» RECORDS SHOWN:
━━━
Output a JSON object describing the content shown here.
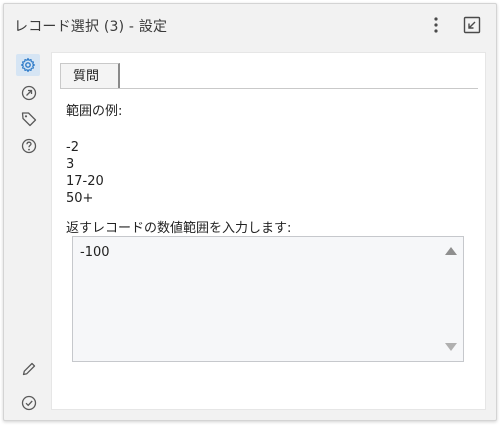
{
  "window": {
    "title": "レコード選択 (3) - 設定"
  },
  "toolbar": {
    "more_icon": "kebab-vertical-icon",
    "undock_icon": "undock-window-icon"
  },
  "sidebar": {
    "items": [
      {
        "icon": "gear-icon",
        "active": true
      },
      {
        "icon": "arrow-circle-icon",
        "active": false
      },
      {
        "icon": "tag-icon",
        "active": false
      },
      {
        "icon": "help-circle-icon",
        "active": false
      },
      {
        "icon": "pencil-icon",
        "active": false
      },
      {
        "icon": "check-circle-icon",
        "active": false
      }
    ]
  },
  "tabs": [
    {
      "label": "質問",
      "selected": true
    }
  ],
  "question": {
    "examples_heading": "範囲の例:",
    "examples": [
      "-2",
      "3",
      "17-20",
      "50+"
    ],
    "prompt": "返すレコードの数値範囲を入力します:",
    "input_value": "-100"
  },
  "colors": {
    "accent_active_bg": "#d6e5f4",
    "icon_blue": "#2f7bc8",
    "icon_gray": "#5a5a5a"
  }
}
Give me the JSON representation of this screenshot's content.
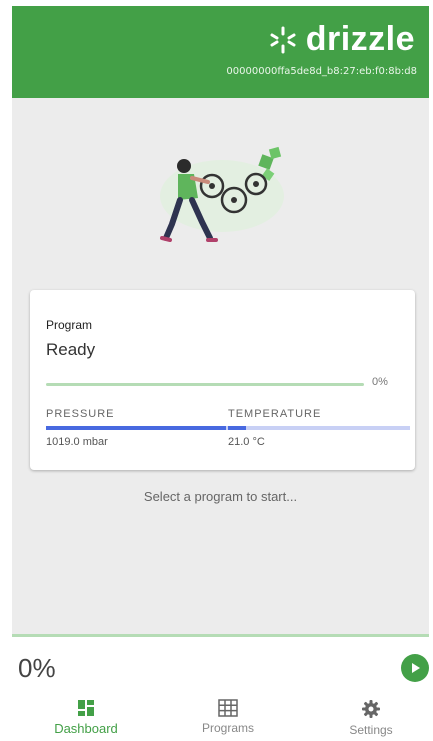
{
  "header": {
    "brand_name": "drizzle",
    "device_id": "00000000ffa5de8d_b8:27:eb:f0:8b:d8",
    "color": "#43a047"
  },
  "program_card": {
    "label": "Program",
    "status": "Ready",
    "progress": 0,
    "progress_label": "0%"
  },
  "sensors": {
    "pressure": {
      "label": "PRESSURE",
      "value": "1019.0 mbar",
      "fill_fraction": 0.99
    },
    "temperature": {
      "label": "TEMPERATURE",
      "value": "21.0 °C",
      "fill_fraction": 0.1
    }
  },
  "hint": "Select a program to start...",
  "bottom": {
    "progress_label": "0%",
    "play_icon": "play-icon"
  },
  "nav": [
    {
      "label": "Dashboard",
      "icon": "dashboard-icon",
      "active": true
    },
    {
      "label": "Programs",
      "icon": "grid-icon",
      "active": false
    },
    {
      "label": "Settings",
      "icon": "gear-icon",
      "active": false
    }
  ],
  "colors": {
    "accent": "#43a047",
    "accent_light": "#b5dcb5",
    "sensor_blue": "#4869e0",
    "sensor_blue_light": "#c8d0f5"
  }
}
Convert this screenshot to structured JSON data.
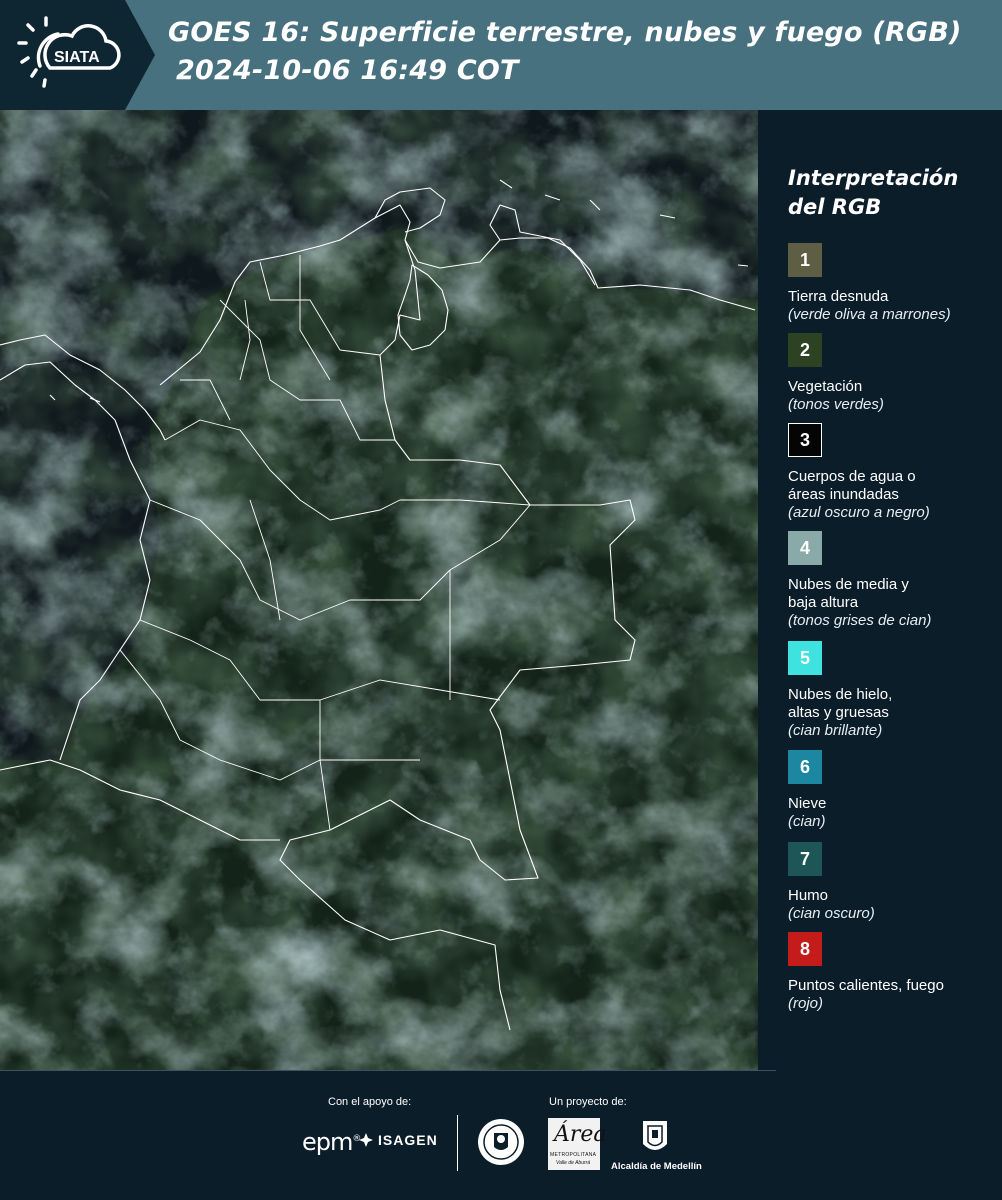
{
  "header": {
    "logo_text": "SIATA",
    "title_line1": "GOES 16: Superficie terrestre, nubes y fuego (RGB)",
    "title_line2": "2024-10-06 16:49 COT"
  },
  "legend": {
    "title_line1": "Interpretación",
    "title_line2": "del RGB",
    "items": [
      {
        "num": "1",
        "label": "Tierra desnuda",
        "note": "(verde oliva a marrones)",
        "color": "#5e5e44"
      },
      {
        "num": "2",
        "label": "Vegetación",
        "note": "(tonos verdes)",
        "color": "#2d4222"
      },
      {
        "num": "3",
        "label_line1": "Cuerpos de agua o",
        "label_line2": "áreas inundadas",
        "note": "(azul oscuro a negro)",
        "color": "#050505"
      },
      {
        "num": "4",
        "label_line1": "Nubes de media y",
        "label_line2": "baja altura",
        "note": "(tonos grises de cian)",
        "color": "#8aa9a9"
      },
      {
        "num": "5",
        "label_line1": "Nubes de hielo,",
        "label_line2": "altas y gruesas",
        "note": "(cian brillante)",
        "color": "#3ee3e0"
      },
      {
        "num": "6",
        "label": "Nieve",
        "note": "(cian)",
        "color": "#1d87a2"
      },
      {
        "num": "7",
        "label": "Humo",
        "note": "(cian oscuro)",
        "color": "#1e5557"
      },
      {
        "num": "8",
        "label": "Puntos calientes, fuego",
        "note": "(rojo)",
        "color": "#c41b1b"
      }
    ]
  },
  "footer": {
    "support_label": "Con el apoyo de:",
    "project_label": "Un proyecto de:",
    "sponsor1": "epm",
    "sponsor2": "ISAGEN",
    "area_line1": "Área",
    "area_line2": "METROPOLITANA",
    "area_line3": "Valle de Aburrá",
    "alcaldia": "Alcaldía de Medellín"
  }
}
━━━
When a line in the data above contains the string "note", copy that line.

        "note": "(verde oliva a marrones)",
        "note": "(tonos verdes)",
        "note": "(azul oscuro a negro)",
        "note": "(tonos grises de cian)",
        "note": "(cian brillante)",
        "note": "(cian)",
        "note": "(cian oscuro)",
        "note": "(rojo)",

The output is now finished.